Nevertheless, uniting three untrustworthy agents from three different agencies is a worthy foundation, and The Cartel tries to make good on it by giving each of the three playable characters a unique point of view. The plot, in which this mismatched team attempts to disrupt a web of drug trafficking, is the same regardless of which character you play. But each character has a personal agenda. You and your companions receive phone calls from contacts, filling in story gaps and urging you to perform secret missions. When you play online with another player or two filling in for the AI, this narrative device adds an intriguing dimension that nicely parallels the escalating distrust among the team. When a teammate receives a call, you hear only his side of the conversation. And the cryptic one-sided dialogue means that you experience that distrust along with your character.
The theme of distrust carries over into those secret missions themselves. Secret missions may involve nabbing a cell phone or destroying a vehicle, and each level contains hidden objects that you, and only you, can collect. Your companions, meanwhile, have different duties to accomplish and different items to nab. The trick, however, is not getting caught. Should you thieve an item in eyeshot of a comrade, you don't get credit for taking it, though your buddy gets credit for catching you. Successfully accomplishing a task earns you experience, as does spotting a double-crossing partner. And earning experience helps you gain levels, which in turn gives you access to better guns at the start of each chapter. What a neat idea this is--not just because it cleverly links the story to the gameplay, but also because it gives cooperative play a competitive twist.

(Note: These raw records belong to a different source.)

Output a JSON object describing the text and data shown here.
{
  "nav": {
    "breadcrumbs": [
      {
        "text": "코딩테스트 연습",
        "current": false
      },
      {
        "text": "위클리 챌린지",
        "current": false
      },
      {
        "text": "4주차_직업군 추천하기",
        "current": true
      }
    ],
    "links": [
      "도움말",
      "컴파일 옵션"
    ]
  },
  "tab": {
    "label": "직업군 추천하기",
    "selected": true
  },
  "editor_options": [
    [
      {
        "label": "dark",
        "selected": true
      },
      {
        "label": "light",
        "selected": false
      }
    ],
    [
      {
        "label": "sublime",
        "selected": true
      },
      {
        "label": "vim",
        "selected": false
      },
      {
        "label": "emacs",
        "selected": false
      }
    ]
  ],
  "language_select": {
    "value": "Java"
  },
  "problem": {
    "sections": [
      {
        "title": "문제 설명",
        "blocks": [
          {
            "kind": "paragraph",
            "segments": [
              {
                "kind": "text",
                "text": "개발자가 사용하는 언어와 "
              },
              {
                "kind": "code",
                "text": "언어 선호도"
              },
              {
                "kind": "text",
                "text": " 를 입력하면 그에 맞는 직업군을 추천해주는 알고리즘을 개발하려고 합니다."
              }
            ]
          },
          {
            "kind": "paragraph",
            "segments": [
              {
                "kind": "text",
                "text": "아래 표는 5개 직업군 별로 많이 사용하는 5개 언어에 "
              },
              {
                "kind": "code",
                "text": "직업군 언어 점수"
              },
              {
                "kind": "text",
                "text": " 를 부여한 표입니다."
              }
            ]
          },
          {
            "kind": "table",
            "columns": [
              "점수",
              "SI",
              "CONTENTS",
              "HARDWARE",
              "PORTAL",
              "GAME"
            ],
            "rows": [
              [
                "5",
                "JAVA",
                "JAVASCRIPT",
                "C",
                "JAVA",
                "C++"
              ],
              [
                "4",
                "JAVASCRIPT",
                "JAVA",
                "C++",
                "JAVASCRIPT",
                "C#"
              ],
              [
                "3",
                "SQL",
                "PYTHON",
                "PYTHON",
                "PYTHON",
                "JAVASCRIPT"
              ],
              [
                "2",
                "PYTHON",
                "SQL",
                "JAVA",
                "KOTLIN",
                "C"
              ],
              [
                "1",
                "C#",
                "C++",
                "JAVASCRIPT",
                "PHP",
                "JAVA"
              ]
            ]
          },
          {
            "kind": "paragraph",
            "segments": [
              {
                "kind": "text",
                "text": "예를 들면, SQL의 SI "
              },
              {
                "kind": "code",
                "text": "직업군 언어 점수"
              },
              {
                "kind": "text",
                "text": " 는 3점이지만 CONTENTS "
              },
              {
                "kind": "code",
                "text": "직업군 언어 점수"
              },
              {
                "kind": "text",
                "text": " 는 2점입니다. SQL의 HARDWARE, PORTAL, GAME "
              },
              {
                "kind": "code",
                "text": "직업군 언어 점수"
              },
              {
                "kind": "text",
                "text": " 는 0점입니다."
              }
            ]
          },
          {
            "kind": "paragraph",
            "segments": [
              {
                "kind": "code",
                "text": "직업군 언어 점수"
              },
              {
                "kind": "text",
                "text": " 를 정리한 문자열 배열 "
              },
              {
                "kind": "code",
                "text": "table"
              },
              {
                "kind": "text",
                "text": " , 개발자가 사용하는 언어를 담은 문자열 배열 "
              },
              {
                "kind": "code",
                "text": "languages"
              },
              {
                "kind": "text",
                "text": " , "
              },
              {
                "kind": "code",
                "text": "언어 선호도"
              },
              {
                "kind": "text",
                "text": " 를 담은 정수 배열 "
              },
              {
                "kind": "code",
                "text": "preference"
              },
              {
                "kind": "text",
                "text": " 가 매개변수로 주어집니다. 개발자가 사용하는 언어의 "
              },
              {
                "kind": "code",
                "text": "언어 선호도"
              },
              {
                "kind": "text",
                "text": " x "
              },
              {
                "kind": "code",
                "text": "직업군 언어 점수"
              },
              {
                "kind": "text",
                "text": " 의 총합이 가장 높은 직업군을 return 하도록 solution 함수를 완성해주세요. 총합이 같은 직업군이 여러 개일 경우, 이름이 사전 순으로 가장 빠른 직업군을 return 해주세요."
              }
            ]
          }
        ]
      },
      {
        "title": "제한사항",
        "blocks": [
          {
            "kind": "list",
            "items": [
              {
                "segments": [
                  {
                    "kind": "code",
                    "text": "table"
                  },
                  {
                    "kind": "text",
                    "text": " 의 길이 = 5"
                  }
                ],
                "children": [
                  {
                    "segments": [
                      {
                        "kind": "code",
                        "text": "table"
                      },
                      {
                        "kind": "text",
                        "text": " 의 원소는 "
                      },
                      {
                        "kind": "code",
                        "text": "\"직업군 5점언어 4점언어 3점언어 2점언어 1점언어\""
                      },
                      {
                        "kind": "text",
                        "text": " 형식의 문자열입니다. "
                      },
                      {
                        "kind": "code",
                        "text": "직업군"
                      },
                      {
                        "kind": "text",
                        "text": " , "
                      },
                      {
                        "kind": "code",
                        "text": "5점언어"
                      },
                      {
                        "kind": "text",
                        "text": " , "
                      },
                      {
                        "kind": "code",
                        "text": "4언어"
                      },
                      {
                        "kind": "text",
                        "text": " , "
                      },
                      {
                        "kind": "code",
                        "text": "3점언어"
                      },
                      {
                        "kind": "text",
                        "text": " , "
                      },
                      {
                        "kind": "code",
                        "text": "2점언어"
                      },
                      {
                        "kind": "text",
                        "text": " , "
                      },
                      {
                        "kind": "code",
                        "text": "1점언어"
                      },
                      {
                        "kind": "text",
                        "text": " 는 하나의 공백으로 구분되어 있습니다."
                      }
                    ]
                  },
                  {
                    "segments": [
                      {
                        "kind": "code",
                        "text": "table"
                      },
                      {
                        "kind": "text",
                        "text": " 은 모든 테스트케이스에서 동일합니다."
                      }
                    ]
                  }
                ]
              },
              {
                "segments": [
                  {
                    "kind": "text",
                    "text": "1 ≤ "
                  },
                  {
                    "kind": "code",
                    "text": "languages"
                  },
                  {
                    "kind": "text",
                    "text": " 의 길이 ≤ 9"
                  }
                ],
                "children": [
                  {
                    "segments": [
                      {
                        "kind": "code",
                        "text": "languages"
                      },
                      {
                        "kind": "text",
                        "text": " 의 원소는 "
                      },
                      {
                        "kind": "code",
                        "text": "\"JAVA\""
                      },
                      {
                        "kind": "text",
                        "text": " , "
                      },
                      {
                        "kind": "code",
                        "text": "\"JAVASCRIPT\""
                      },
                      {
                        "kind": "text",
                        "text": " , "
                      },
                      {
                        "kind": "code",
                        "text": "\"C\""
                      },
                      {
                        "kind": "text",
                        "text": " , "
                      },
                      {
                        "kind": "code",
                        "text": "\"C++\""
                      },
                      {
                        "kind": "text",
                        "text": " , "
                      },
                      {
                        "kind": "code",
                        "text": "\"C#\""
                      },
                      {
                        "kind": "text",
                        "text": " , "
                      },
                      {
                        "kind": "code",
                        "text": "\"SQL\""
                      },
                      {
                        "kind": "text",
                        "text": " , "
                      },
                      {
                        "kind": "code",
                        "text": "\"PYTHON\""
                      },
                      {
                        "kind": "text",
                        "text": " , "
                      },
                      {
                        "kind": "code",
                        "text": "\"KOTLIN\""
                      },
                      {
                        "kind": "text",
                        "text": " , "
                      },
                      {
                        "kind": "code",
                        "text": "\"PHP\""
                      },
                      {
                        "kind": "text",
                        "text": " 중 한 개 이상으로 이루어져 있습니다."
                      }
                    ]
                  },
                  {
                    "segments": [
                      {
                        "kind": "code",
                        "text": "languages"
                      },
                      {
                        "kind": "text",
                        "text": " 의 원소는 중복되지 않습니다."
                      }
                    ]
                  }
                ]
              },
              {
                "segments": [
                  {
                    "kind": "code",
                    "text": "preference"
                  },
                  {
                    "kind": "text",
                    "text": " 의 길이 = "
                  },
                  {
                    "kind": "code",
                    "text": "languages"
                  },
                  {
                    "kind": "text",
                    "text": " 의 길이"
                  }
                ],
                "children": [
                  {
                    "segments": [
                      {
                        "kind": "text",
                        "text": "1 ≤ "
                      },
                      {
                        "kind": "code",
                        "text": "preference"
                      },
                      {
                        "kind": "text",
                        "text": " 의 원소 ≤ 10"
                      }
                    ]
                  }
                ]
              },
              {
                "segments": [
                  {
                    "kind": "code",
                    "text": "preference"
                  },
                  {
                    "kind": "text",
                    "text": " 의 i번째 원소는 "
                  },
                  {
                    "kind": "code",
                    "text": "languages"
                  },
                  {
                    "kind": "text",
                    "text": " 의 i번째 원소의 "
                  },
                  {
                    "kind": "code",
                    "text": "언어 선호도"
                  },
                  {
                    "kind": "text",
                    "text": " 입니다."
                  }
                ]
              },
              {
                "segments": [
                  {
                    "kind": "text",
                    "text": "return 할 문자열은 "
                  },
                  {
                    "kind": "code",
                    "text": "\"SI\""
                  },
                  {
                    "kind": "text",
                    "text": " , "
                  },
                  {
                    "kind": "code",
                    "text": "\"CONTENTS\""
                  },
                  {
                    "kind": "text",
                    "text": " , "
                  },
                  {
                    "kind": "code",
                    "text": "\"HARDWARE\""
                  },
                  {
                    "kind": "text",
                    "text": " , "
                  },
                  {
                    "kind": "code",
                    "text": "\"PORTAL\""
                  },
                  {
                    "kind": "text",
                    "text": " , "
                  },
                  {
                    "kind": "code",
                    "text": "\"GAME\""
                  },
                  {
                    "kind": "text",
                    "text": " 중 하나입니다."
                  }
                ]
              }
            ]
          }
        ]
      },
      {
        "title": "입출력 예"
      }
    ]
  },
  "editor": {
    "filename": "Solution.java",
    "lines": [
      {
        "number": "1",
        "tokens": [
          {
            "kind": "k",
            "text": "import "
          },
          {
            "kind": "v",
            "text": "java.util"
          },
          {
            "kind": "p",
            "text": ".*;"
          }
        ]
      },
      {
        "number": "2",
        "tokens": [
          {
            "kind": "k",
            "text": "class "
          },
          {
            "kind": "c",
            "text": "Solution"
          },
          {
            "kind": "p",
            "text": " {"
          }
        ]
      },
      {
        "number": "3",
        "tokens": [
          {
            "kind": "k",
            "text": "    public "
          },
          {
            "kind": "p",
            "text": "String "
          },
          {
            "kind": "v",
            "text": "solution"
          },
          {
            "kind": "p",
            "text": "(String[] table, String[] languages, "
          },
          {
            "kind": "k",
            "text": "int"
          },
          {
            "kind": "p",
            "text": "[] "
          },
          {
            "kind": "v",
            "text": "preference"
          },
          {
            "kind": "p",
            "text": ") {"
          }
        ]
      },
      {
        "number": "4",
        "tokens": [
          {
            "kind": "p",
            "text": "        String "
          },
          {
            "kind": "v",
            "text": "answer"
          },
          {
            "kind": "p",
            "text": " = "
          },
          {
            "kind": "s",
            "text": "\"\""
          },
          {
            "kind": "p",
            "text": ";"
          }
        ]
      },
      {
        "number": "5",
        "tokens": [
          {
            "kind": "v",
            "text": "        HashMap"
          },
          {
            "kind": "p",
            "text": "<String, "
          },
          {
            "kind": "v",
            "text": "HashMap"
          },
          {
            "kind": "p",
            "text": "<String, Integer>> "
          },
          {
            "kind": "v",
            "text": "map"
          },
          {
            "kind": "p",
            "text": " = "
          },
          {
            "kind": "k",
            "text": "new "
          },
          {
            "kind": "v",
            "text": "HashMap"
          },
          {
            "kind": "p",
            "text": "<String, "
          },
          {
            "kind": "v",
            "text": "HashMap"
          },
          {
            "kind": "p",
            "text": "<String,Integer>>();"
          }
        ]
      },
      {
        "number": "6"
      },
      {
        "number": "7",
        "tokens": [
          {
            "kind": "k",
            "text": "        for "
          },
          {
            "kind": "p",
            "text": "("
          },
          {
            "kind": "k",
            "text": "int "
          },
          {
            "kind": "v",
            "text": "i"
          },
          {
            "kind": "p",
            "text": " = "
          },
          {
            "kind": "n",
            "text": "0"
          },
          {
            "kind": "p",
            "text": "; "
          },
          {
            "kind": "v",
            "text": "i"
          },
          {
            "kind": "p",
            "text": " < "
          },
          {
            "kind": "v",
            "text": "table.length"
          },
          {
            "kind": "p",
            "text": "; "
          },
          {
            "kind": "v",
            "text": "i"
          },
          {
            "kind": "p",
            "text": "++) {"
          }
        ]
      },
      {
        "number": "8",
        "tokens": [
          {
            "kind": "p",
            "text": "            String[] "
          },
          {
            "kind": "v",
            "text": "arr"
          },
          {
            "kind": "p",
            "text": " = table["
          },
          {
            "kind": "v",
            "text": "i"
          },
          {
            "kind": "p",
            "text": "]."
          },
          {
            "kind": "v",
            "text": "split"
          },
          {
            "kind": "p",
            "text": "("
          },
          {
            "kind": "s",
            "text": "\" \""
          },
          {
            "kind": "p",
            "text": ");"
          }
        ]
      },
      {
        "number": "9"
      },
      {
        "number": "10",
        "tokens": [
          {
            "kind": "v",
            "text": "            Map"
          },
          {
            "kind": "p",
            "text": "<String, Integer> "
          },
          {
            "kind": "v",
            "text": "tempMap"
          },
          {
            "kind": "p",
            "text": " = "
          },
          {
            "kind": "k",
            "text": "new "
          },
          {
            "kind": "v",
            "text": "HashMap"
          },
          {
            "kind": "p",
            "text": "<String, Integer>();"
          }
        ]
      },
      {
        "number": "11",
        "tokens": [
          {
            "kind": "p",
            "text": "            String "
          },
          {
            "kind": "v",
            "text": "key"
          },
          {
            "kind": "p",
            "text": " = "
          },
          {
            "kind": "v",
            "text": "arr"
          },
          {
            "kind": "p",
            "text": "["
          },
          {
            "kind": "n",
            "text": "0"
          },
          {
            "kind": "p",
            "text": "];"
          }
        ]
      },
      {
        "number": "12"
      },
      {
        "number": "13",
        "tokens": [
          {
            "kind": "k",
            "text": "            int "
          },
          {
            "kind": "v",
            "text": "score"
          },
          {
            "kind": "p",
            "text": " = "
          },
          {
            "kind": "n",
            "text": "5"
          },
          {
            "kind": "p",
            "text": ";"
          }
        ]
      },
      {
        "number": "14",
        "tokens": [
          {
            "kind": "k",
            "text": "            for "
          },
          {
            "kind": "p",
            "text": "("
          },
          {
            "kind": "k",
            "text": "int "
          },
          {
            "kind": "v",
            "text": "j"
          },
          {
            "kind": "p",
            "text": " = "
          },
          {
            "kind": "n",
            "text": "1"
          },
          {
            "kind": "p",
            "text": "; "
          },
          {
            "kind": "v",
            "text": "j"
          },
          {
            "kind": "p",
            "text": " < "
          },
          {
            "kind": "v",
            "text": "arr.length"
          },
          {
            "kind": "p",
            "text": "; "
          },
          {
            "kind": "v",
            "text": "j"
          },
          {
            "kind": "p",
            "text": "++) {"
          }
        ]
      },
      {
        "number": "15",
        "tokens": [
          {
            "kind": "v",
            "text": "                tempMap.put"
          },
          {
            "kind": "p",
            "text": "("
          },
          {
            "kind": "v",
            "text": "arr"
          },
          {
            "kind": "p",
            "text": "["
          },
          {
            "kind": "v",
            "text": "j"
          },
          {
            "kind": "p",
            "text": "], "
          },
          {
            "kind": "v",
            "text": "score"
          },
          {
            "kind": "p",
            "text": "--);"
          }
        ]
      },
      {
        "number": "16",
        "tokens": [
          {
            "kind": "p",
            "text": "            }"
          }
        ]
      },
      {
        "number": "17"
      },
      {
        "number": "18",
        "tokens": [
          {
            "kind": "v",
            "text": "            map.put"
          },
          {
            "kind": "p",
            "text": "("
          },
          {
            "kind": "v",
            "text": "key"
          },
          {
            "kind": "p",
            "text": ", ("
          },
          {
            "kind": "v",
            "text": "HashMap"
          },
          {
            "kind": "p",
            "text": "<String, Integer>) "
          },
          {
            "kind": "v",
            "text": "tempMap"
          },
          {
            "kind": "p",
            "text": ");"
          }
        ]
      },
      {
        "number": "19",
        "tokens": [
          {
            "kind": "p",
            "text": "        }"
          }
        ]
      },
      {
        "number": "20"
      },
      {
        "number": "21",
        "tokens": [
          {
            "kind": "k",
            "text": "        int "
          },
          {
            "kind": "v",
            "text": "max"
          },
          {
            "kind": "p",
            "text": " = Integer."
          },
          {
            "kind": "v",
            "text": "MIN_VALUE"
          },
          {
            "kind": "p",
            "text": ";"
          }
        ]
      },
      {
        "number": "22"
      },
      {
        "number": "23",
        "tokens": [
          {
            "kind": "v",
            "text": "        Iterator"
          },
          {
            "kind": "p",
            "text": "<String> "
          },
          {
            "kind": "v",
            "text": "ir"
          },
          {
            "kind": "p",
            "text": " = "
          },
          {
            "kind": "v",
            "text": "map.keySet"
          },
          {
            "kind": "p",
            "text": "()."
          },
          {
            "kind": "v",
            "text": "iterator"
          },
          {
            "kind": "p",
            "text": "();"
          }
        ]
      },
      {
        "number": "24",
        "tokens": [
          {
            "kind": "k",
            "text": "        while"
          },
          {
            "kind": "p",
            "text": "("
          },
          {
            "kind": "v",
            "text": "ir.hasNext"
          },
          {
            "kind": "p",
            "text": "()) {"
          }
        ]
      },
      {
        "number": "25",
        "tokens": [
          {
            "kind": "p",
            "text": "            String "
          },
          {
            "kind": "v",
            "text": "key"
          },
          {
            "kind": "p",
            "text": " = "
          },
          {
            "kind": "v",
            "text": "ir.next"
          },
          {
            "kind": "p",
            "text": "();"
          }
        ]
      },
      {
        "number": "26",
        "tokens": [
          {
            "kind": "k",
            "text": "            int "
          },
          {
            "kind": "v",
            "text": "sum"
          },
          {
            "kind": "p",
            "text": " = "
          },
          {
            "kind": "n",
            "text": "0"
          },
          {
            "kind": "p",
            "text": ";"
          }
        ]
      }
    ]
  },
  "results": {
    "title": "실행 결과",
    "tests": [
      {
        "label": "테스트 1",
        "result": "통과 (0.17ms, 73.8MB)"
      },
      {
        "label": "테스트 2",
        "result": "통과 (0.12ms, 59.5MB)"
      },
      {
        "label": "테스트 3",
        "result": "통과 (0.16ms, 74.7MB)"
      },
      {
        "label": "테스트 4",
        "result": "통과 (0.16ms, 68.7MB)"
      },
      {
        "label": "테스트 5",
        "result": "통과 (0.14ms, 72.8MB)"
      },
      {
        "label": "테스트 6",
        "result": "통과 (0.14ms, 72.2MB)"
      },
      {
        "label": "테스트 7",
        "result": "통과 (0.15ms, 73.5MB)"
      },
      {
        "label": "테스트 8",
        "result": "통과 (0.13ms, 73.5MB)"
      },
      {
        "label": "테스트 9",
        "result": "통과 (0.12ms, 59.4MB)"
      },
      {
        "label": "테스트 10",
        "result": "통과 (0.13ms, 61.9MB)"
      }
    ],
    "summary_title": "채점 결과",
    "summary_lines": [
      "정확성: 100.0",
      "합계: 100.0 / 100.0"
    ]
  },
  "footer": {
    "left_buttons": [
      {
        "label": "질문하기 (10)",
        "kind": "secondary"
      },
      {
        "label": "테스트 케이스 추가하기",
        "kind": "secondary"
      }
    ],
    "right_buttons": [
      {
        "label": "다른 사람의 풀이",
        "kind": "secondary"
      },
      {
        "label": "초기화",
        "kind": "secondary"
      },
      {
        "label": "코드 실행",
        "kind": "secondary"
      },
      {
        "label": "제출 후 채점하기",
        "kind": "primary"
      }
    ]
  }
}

But like most of The Cartel's appealing concepts, secret missions suffer from glitches and other execution errors. Updates come in the form of text messages and phone calls, at which point your pace slows and you must listen to the message or read the text. You might receive an update in the middle of one of the game's clumsy fistfights, or during a high-speed car chase. You can't hang up of your own accord; all you can do is hope your foe doesn't pummel you while you stupidly hold your phone up as if nothing unusual is going on. Furthermore, some objectives can't be completed. A secret object may never appear where the waypoint leads, or you may not earn proper credit for rescuing a prisoner. You might receive a button prompt to interact with an invisible object that another character is meant to interact with. And if you play alone, with the AI controlling your two companions, you miss out on much of the uniqueness. That's because while AI companions can interrupt your attempted thefts, they never perform their own secret acts, and so you are always the spied-upon, but never a spy.